The independence critics also find fault with the Pakistani armed forces’ surrender to the Indian commander Lieutenant-General Jagjit Singh Arora. But this was done as per military hierarchy. He was the General Officer Commanding-in-Chief of the Indian and Bangladeshi forces in the Eastern Theatre. This does not necessarily mean that it was a war between India and Pakistan. It is rather the norm of the war. In fact, India joined the war after Pakistan attacked eight air fields in northwest India, otherwise India might have not participated in the war. The guerilla force called Muktibahini and the newly formed Bangladesh Army had already been fighting the Pakistani forces for about eight months prior to the arrival of the Indian army. So, there is no reason as to why it can be called an Indo-Pak war!
But the denouncers love to dub it as that. It is no wonder that they will try to twist the actual facts of our Liberation War. Even four decades after the Liberation War, they have not changed their conservative mindset, although they have intentionally changed their appearance and taken on a pro-liberation veneer especially in their speech. Now, they do not overtly take the anti-liberation stance. Instead, they try to twist facts in order to justify their means. This is more dangerous, because known enemies are easier to fight against than the unknown enemies. The unknown enemies are harping on their propaganda with the Goebbelian (Paul Joseph Goebbels was the Reich Minister of Propaganda in Nazi Germany from 1933 to 1945) hope that some day people would believe them. But this is a sheer impossibility. They are, perhaps, ignorant of the fact that all people can be fooled for some time or some people for all time, but all people cannot be fooled for all the time.
These bizarre stories about our independence are no laughing matter. They should not go unchallenged. Law should not be broken with impunity especially with regard to the independence issues. The detractors of our independence are enjoying all the facilities the state can offer, but refusing to recognize the truths about its independence. They are really the limit. There is no scope for evasion of their responsibility. The High Court, too, was in line with it. An honourable judge had once expressed deep resentment against the distortion of the history of independence at the hands of some disgruntled varsity dons, and regarded it as a treasonable offence. The youngsters of the ‘Projonmo Chattar’ have also come up with the demand of passing a law to protect our Independence history from distortion. Fair enough, but our hard-earned independence needs to be protected from all ills and fostered in all possible avenues—individual, social, political, cultural, and legal.

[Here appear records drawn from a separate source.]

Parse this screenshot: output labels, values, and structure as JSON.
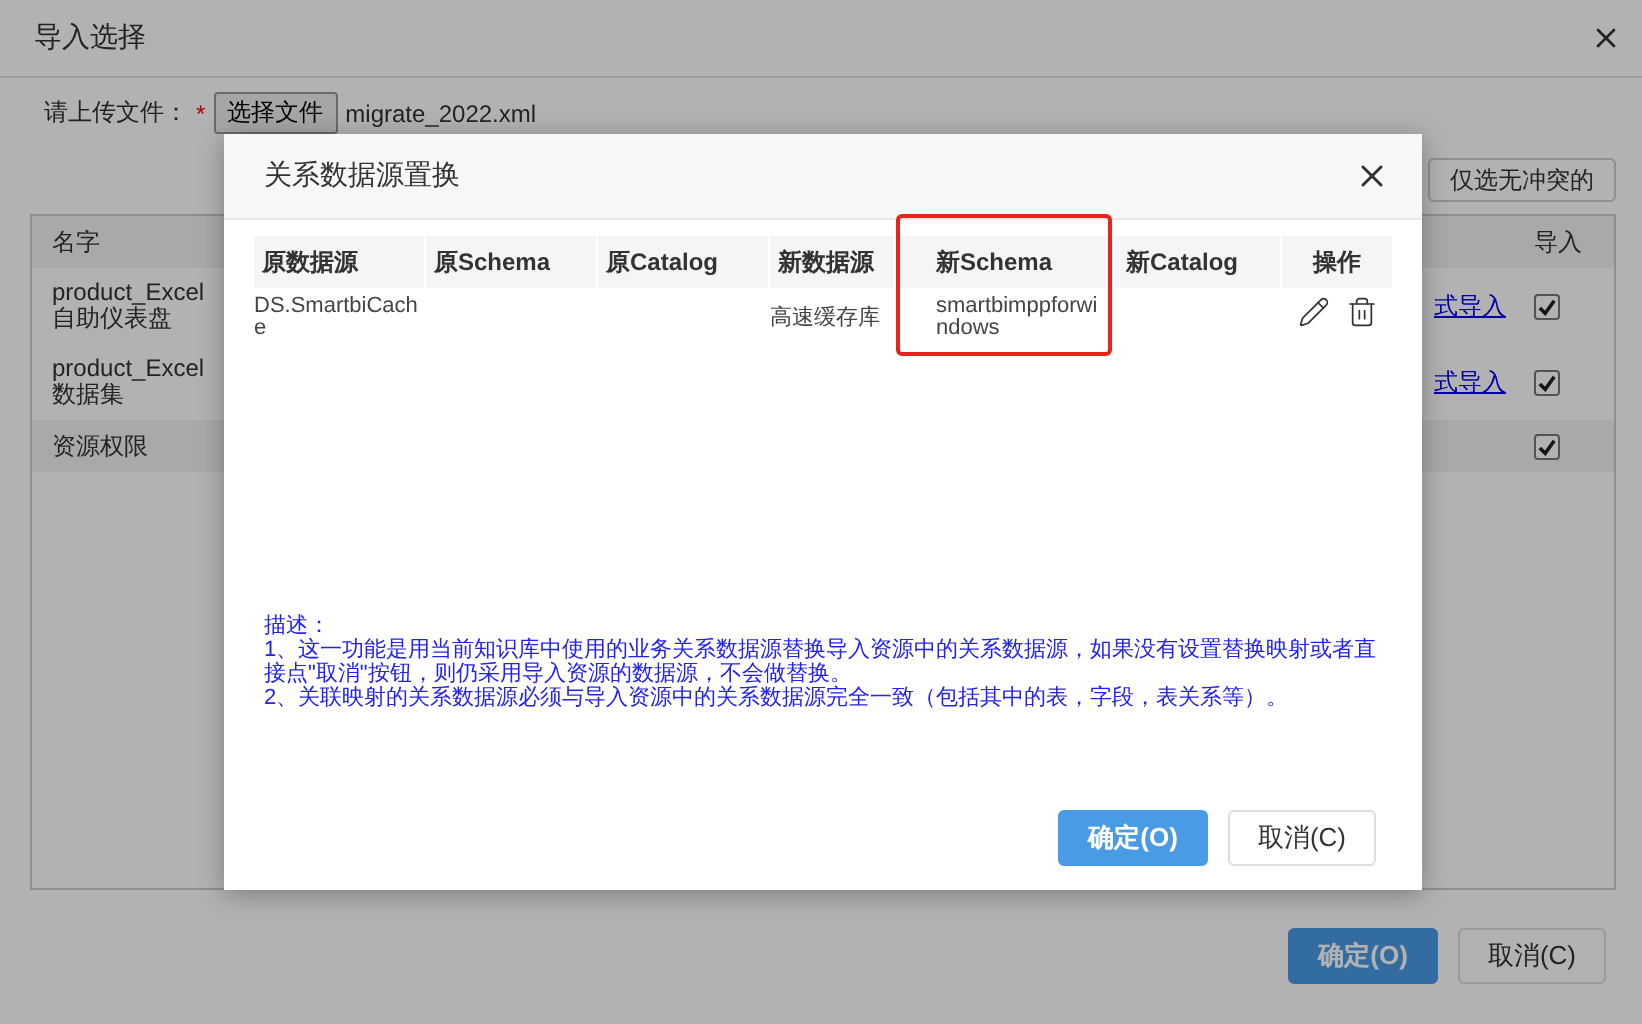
{
  "dialog": {
    "title": "导入选择",
    "upload": {
      "label": "请上传文件：",
      "required_mark": "*",
      "button": "选择文件",
      "file_name": "migrate_2022.xml"
    },
    "filter_button": "仅选无冲突的",
    "table": {
      "columns": [
        "名字",
        "导入"
      ],
      "rows": [
        {
          "name": "product_Excel自助仪表盘",
          "link": "式导入",
          "checked": true,
          "shaded": false
        },
        {
          "name": "product_Excel数据集",
          "link": "式导入",
          "checked": true,
          "shaded": false
        },
        {
          "name": "资源权限",
          "checked": true,
          "shaded": true
        }
      ]
    },
    "buttons": [
      {
        "label": "确定(O)",
        "kind": "primary"
      },
      {
        "label": "取消(C)",
        "kind": "secondary"
      }
    ]
  },
  "modal": {
    "title": "关系数据源置换",
    "columns": [
      {
        "label": "原数据源",
        "highlighted": false
      },
      {
        "label": "原Schema",
        "highlighted": false
      },
      {
        "label": "原Catalog",
        "highlighted": false
      },
      {
        "label": "新数据源",
        "highlighted": false
      },
      {
        "label": "新Schema",
        "highlighted": true
      },
      {
        "label": "新Catalog",
        "highlighted": false
      },
      {
        "label": "操作",
        "highlighted": false
      }
    ],
    "rows": [
      {
        "cells": [
          "DS.SmartbiCache",
          "",
          "",
          "高速缓存库",
          "smartbimppforwindows",
          ""
        ]
      }
    ],
    "description": [
      "描述：",
      "1、这一功能是用当前知识库中使用的业务关系数据源替换导入资源中的关系数据源，如果没有设置替换映射或者直接点\"取消\"按钮，则仍采用导入资源的数据源，不会做替换。",
      "2、关联映射的关系数据源必须与导入资源中的关系数据源完全一致（包括其中的表，字段，表关系等）。"
    ],
    "buttons": [
      {
        "label": "确定(O)",
        "kind": "primary"
      },
      {
        "label": "取消(C)",
        "kind": "secondary"
      }
    ]
  }
}
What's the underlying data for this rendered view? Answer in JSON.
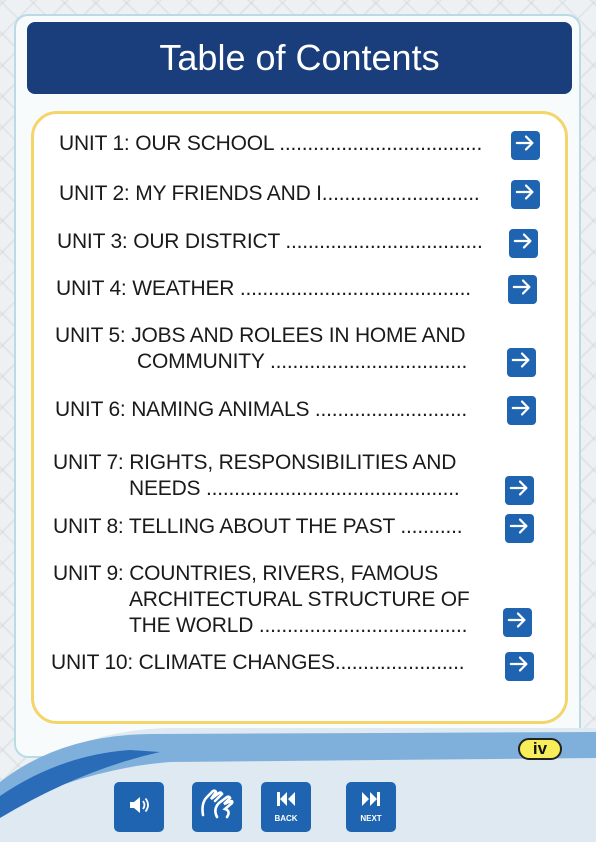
{
  "header": {
    "title": "Table of Contents"
  },
  "toc": [
    {
      "lines": [
        "UNIT 1: OUR SCHOOL ...................................."
      ]
    },
    {
      "lines": [
        "UNIT 2: MY FRIENDS AND I............................"
      ]
    },
    {
      "lines": [
        "UNIT 3: OUR DISTRICT ..................................."
      ]
    },
    {
      "lines": [
        "UNIT 4: WEATHER ........................................."
      ]
    },
    {
      "lines": [
        "UNIT 5: JOBS AND ROLEES IN HOME AND",
        "COMMUNITY ..................................."
      ]
    },
    {
      "lines": [
        "UNIT 6: NAMING ANIMALS ..........................."
      ]
    },
    {
      "lines": [
        "UNIT 7: RIGHTS, RESPONSIBILITIES AND",
        "NEEDS ............................................."
      ]
    },
    {
      "lines": [
        "UNIT 8: TELLING ABOUT THE PAST ..........."
      ]
    },
    {
      "lines": [
        "UNIT 9: COUNTRIES, RIVERS, FAMOUS",
        "ARCHITECTURAL STRUCTURE OF",
        "THE WORLD ....................................."
      ]
    },
    {
      "lines": [
        "UNIT 10: CLIMATE CHANGES......................."
      ]
    }
  ],
  "page_number": "iv",
  "nav": {
    "back_label": "BACK",
    "next_label": "NEXT"
  },
  "colors": {
    "header": "#1a3d7c",
    "button": "#1f64b0",
    "toc_border": "#f3d56a",
    "page_badge": "#f6ef5a"
  },
  "icons": [
    "arrow-right-icon",
    "speaker-icon",
    "sign-language-icon",
    "skip-back-icon",
    "skip-next-icon"
  ]
}
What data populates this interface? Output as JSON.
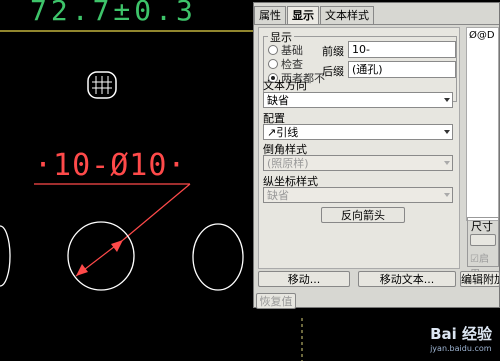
{
  "cad": {
    "top_dimension": "72.7±0.3",
    "red_dimension": "·10-Ø10·"
  },
  "dialog": {
    "tabs": [
      "属性",
      "显示",
      "文本样式"
    ],
    "active_tab": "显示",
    "display_group_title": "显示",
    "radio_options": [
      "基础",
      "检查",
      "两者都不"
    ],
    "selected_radio": "两者都不",
    "prefix_label": "前缀",
    "prefix_value": "10-",
    "suffix_label": "后缀",
    "suffix_value": "(通孔)",
    "text_direction_label": "文本方向",
    "text_direction_value": "缺省",
    "placement_label": "配置",
    "placement_value": "↗引线",
    "chamfer_label": "倒角样式",
    "chamfer_value": "(照原样)",
    "ordinate_label": "纵坐标样式",
    "ordinate_value": "缺省",
    "flip_arrow_button": "反向箭头",
    "preview_text": "Ø@D",
    "dimension_label": "尺寸",
    "enable_label": "启用",
    "move_button": "移动...",
    "move_text_button": "移动文本...",
    "edit_attach_button": "编辑附加",
    "restore_button": "恢复值"
  },
  "watermark": {
    "main": "Bai 经验",
    "sub": "jyan.baidu.com"
  },
  "colors": {
    "cad_green": "#3ec46a",
    "cad_red": "#ff4a4a",
    "dialog_bg": "#d7d7d2"
  }
}
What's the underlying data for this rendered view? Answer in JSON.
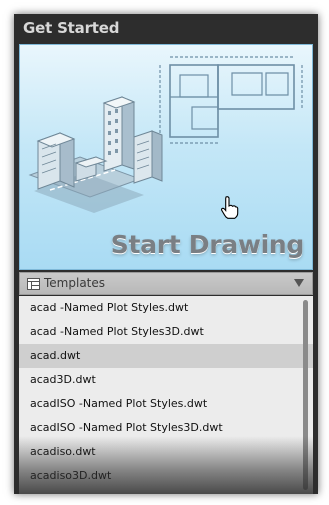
{
  "panel": {
    "title": "Get Started"
  },
  "start_tile": {
    "label": "Start Drawing"
  },
  "templates": {
    "header_label": "Templates",
    "items": [
      {
        "label": "acad -Named Plot Styles.dwt"
      },
      {
        "label": "acad -Named Plot Styles3D.dwt"
      },
      {
        "label": "acad.dwt",
        "selected": true
      },
      {
        "label": "acad3D.dwt"
      },
      {
        "label": "acadISO -Named Plot Styles.dwt"
      },
      {
        "label": "acadISO -Named Plot Styles3D.dwt"
      },
      {
        "label": "acadiso.dwt"
      },
      {
        "label": "acadiso3D.dwt"
      }
    ]
  },
  "colors": {
    "panel_bg": "#2d2d2d",
    "tile_gradient_top": "#e9f6fc",
    "tile_gradient_bottom": "#a9dbf3",
    "list_bg": "#ececec",
    "selected_row": "#cfcfcf"
  },
  "icons": [
    "template-list-icon",
    "dropdown-arrow-icon",
    "hand-pointer-icon",
    "city-blocks-illustration",
    "floor-plan-illustration"
  ]
}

It is the responsibility of the People’s Republic to put this popular demand into effect. The supreme sacrifice of three million people should not go unheeded anyway.
Dr. Rashid Askari writes fiction and columns and teaches English literature at Kushtia Islamic University. E-mail: firstname.lastname@example.org